The most notable difference between the modern trend and the the 60's terra hajj seems to be the element of success. The 60's and 70's saw the rise of modern convenience services and goods, while the 00's is seeing a national disgust with pre-fabbed food and products with large carbon footprints. This bodes well for those who no longer want to spend their days staring at computer screens and filing cabinets and instead wish to make their living through communing with seasonal cycles and applied organic chemistry.

There also seems to be a growing interest in where things actually come from, since the invention of cryptic labels eliminated public knowledge of what an item contains and where it originated. The desire to know the story behind food, from seed to aisle seems to also be fueling the organic and local foods movement - all facts I find very exciting. One of my good friends who studied to be a chef at C.I.A. has been working on farms in upstate New York since graduation to get a thorough education in food production. He is one of a growing number of gourmands interested in increasing the intimacy of food through both the growing and preparing aspects of cooking.

I'd say I'm an example of wanting the experience of doing rather than simulating, as I began my historic house restoration with the desire to use my hands to accomplish something. Pushing pencils towards success became old by about 12th grade.

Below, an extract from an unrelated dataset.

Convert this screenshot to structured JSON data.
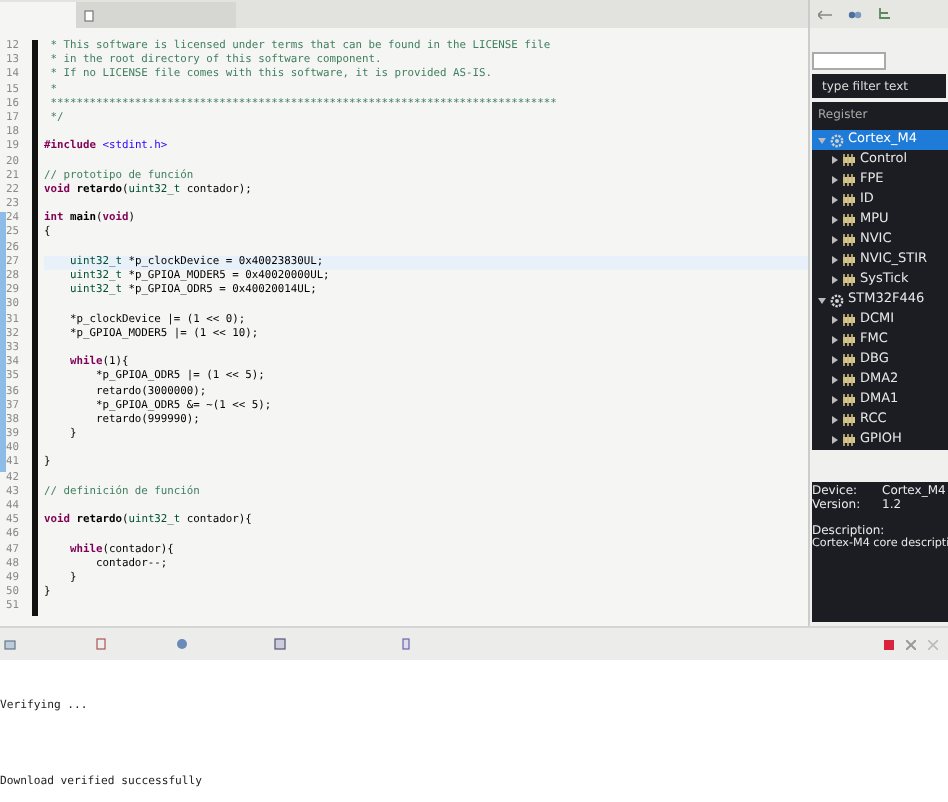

Popping nails out of hundred year old studs is much more satisfactory than grading a paper that goes in the trash five second after retuning it to its owner.

So - virtual reality? Take a virtual hike.